• **THE TASK**: Down to the last line, output the records below exactly.

--

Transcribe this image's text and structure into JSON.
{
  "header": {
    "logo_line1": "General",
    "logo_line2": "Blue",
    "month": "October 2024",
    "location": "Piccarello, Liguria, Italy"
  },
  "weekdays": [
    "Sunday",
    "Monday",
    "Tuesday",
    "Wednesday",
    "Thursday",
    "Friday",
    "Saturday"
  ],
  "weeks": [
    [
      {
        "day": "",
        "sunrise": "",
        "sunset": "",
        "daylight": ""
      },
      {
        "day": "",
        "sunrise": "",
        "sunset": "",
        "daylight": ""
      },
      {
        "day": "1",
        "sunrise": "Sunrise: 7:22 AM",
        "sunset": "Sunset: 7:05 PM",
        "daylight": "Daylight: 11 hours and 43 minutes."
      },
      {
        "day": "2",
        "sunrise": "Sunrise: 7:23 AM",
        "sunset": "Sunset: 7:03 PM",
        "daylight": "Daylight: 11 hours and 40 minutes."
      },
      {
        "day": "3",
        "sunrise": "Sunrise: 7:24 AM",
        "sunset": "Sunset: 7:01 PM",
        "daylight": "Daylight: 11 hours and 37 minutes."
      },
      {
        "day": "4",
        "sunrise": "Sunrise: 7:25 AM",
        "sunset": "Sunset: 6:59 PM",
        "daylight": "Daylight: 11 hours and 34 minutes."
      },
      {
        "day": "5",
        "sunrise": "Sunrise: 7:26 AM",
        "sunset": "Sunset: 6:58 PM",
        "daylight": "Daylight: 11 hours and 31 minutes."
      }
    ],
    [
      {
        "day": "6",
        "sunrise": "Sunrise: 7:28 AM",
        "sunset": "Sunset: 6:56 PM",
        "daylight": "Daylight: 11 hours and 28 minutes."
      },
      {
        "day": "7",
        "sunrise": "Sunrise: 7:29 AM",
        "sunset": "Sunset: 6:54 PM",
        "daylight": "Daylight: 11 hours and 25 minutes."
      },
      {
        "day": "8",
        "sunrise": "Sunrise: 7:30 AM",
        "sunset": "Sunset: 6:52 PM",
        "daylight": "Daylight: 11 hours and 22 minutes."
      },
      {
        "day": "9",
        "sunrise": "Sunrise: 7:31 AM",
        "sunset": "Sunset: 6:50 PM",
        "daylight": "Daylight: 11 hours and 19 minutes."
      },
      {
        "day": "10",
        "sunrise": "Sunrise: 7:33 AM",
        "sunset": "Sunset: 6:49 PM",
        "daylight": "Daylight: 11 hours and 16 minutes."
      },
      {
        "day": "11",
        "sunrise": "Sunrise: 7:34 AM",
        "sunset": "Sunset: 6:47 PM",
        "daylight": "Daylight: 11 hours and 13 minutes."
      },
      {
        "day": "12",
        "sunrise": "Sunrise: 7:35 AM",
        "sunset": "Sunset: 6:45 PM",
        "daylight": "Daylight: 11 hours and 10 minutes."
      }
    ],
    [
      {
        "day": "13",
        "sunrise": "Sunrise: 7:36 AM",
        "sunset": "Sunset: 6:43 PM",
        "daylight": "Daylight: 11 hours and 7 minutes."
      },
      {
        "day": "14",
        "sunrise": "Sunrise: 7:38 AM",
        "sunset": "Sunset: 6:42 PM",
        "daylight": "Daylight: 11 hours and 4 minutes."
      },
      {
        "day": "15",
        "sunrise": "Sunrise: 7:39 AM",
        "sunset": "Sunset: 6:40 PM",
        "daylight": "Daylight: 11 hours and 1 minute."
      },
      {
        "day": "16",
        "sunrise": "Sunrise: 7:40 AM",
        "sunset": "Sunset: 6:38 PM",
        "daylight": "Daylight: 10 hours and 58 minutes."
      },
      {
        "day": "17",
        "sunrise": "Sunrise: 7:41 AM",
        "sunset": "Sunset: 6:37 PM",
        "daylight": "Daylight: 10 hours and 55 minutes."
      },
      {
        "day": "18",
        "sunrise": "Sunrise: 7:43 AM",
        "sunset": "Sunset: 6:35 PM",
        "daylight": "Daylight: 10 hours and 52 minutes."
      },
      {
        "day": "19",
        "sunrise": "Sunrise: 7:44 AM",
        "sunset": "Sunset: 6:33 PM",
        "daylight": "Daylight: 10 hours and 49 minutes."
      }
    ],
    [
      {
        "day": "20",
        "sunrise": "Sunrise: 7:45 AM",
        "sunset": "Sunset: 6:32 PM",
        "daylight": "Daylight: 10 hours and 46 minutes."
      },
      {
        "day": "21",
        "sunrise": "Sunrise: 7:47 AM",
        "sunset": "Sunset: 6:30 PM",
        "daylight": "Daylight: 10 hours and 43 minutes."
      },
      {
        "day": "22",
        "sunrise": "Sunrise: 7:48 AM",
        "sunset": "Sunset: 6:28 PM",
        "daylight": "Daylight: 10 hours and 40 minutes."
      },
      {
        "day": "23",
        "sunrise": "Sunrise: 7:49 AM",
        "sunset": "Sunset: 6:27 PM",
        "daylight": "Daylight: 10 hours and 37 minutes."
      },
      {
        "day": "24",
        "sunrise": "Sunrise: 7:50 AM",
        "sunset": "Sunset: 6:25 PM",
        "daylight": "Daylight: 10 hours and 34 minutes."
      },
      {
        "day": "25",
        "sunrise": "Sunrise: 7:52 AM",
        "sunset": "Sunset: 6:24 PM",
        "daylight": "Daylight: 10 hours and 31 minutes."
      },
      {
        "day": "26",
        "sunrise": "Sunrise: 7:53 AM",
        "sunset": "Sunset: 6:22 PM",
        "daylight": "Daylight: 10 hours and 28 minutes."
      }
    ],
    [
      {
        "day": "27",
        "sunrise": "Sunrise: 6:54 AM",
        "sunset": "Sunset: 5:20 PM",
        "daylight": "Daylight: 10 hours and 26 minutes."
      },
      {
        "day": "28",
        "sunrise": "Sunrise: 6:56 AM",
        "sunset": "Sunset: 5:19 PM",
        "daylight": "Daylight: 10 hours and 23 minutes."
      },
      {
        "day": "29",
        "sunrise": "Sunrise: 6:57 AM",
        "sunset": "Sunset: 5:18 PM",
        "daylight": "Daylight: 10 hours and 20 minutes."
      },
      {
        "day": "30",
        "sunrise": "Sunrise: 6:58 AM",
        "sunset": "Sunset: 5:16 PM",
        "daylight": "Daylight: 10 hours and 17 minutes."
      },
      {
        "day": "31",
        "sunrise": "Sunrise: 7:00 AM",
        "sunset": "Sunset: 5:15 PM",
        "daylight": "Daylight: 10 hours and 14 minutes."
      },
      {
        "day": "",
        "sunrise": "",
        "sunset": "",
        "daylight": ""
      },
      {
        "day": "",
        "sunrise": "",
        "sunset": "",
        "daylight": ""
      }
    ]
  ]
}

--

• **EXPECTED ANSWER**:
Transcribe this image's text and structure into JSON.
{
  "header": {
    "logo_line1": "General",
    "logo_line2": "Blue",
    "month": "October 2024",
    "location": "Piccarello, Liguria, Italy"
  },
  "weekdays": [
    "Sunday",
    "Monday",
    "Tuesday",
    "Wednesday",
    "Thursday",
    "Friday",
    "Saturday"
  ],
  "weeks": [
    [
      {
        "day": "",
        "sunrise": "",
        "sunset": "",
        "daylight": ""
      },
      {
        "day": "",
        "sunrise": "",
        "sunset": "",
        "daylight": ""
      },
      {
        "day": "1",
        "sunrise": "Sunrise: 7:22 AM",
        "sunset": "Sunset: 7:05 PM",
        "daylight": "Daylight: 11 hours and 43 minutes."
      },
      {
        "day": "2",
        "sunrise": "Sunrise: 7:23 AM",
        "sunset": "Sunset: 7:03 PM",
        "daylight": "Daylight: 11 hours and 40 minutes."
      },
      {
        "day": "3",
        "sunrise": "Sunrise: 7:24 AM",
        "sunset": "Sunset: 7:01 PM",
        "daylight": "Daylight: 11 hours and 37 minutes."
      },
      {
        "day": "4",
        "sunrise": "Sunrise: 7:25 AM",
        "sunset": "Sunset: 6:59 PM",
        "daylight": "Daylight: 11 hours and 34 minutes."
      },
      {
        "day": "5",
        "sunrise": "Sunrise: 7:26 AM",
        "sunset": "Sunset: 6:58 PM",
        "daylight": "Daylight: 11 hours and 31 minutes."
      }
    ],
    [
      {
        "day": "6",
        "sunrise": "Sunrise: 7:28 AM",
        "sunset": "Sunset: 6:56 PM",
        "daylight": "Daylight: 11 hours and 28 minutes."
      },
      {
        "day": "7",
        "sunrise": "Sunrise: 7:29 AM",
        "sunset": "Sunset: 6:54 PM",
        "daylight": "Daylight: 11 hours and 25 minutes."
      },
      {
        "day": "8",
        "sunrise": "Sunrise: 7:30 AM",
        "sunset": "Sunset: 6:52 PM",
        "daylight": "Daylight: 11 hours and 22 minutes."
      },
      {
        "day": "9",
        "sunrise": "Sunrise: 7:31 AM",
        "sunset": "Sunset: 6:50 PM",
        "daylight": "Daylight: 11 hours and 19 minutes."
      },
      {
        "day": "10",
        "sunrise": "Sunrise: 7:33 AM",
        "sunset": "Sunset: 6:49 PM",
        "daylight": "Daylight: 11 hours and 16 minutes."
      },
      {
        "day": "11",
        "sunrise": "Sunrise: 7:34 AM",
        "sunset": "Sunset: 6:47 PM",
        "daylight": "Daylight: 11 hours and 13 minutes."
      },
      {
        "day": "12",
        "sunrise": "Sunrise: 7:35 AM",
        "sunset": "Sunset: 6:45 PM",
        "daylight": "Daylight: 11 hours and 10 minutes."
      }
    ],
    [
      {
        "day": "13",
        "sunrise": "Sunrise: 7:36 AM",
        "sunset": "Sunset: 6:43 PM",
        "daylight": "Daylight: 11 hours and 7 minutes."
      },
      {
        "day": "14",
        "sunrise": "Sunrise: 7:38 AM",
        "sunset": "Sunset: 6:42 PM",
        "daylight": "Daylight: 11 hours and 4 minutes."
      },
      {
        "day": "15",
        "sunrise": "Sunrise: 7:39 AM",
        "sunset": "Sunset: 6:40 PM",
        "daylight": "Daylight: 11 hours and 1 minute."
      },
      {
        "day": "16",
        "sunrise": "Sunrise: 7:40 AM",
        "sunset": "Sunset: 6:38 PM",
        "daylight": "Daylight: 10 hours and 58 minutes."
      },
      {
        "day": "17",
        "sunrise": "Sunrise: 7:41 AM",
        "sunset": "Sunset: 6:37 PM",
        "daylight": "Daylight: 10 hours and 55 minutes."
      },
      {
        "day": "18",
        "sunrise": "Sunrise: 7:43 AM",
        "sunset": "Sunset: 6:35 PM",
        "daylight": "Daylight: 10 hours and 52 minutes."
      },
      {
        "day": "19",
        "sunrise": "Sunrise: 7:44 AM",
        "sunset": "Sunset: 6:33 PM",
        "daylight": "Daylight: 10 hours and 49 minutes."
      }
    ],
    [
      {
        "day": "20",
        "sunrise": "Sunrise: 7:45 AM",
        "sunset": "Sunset: 6:32 PM",
        "daylight": "Daylight: 10 hours and 46 minutes."
      },
      {
        "day": "21",
        "sunrise": "Sunrise: 7:47 AM",
        "sunset": "Sunset: 6:30 PM",
        "daylight": "Daylight: 10 hours and 43 minutes."
      },
      {
        "day": "22",
        "sunrise": "Sunrise: 7:48 AM",
        "sunset": "Sunset: 6:28 PM",
        "daylight": "Daylight: 10 hours and 40 minutes."
      },
      {
        "day": "23",
        "sunrise": "Sunrise: 7:49 AM",
        "sunset": "Sunset: 6:27 PM",
        "daylight": "Daylight: 10 hours and 37 minutes."
      },
      {
        "day": "24",
        "sunrise": "Sunrise: 7:50 AM",
        "sunset": "Sunset: 6:25 PM",
        "daylight": "Daylight: 10 hours and 34 minutes."
      },
      {
        "day": "25",
        "sunrise": "Sunrise: 7:52 AM",
        "sunset": "Sunset: 6:24 PM",
        "daylight": "Daylight: 10 hours and 31 minutes."
      },
      {
        "day": "26",
        "sunrise": "Sunrise: 7:53 AM",
        "sunset": "Sunset: 6:22 PM",
        "daylight": "Daylight: 10 hours and 28 minutes."
      }
    ],
    [
      {
        "day": "27",
        "sunrise": "Sunrise: 6:54 AM",
        "sunset": "Sunset: 5:20 PM",
        "daylight": "Daylight: 10 hours and 26 minutes."
      },
      {
        "day": "28",
        "sunrise": "Sunrise: 6:56 AM",
        "sunset": "Sunset: 5:19 PM",
        "daylight": "Daylight: 10 hours and 23 minutes."
      },
      {
        "day": "29",
        "sunrise": "Sunrise: 6:57 AM",
        "sunset": "Sunset: 5:18 PM",
        "daylight": "Daylight: 10 hours and 20 minutes."
      },
      {
        "day": "30",
        "sunrise": "Sunrise: 6:58 AM",
        "sunset": "Sunset: 5:16 PM",
        "daylight": "Daylight: 10 hours and 17 minutes."
      },
      {
        "day": "31",
        "sunrise": "Sunrise: 7:00 AM",
        "sunset": "Sunset: 5:15 PM",
        "daylight": "Daylight: 10 hours and 14 minutes."
      },
      {
        "day": "",
        "sunrise": "",
        "sunset": "",
        "daylight": ""
      },
      {
        "day": "",
        "sunrise": "",
        "sunset": "",
        "daylight": ""
      }
    ]
  ]
}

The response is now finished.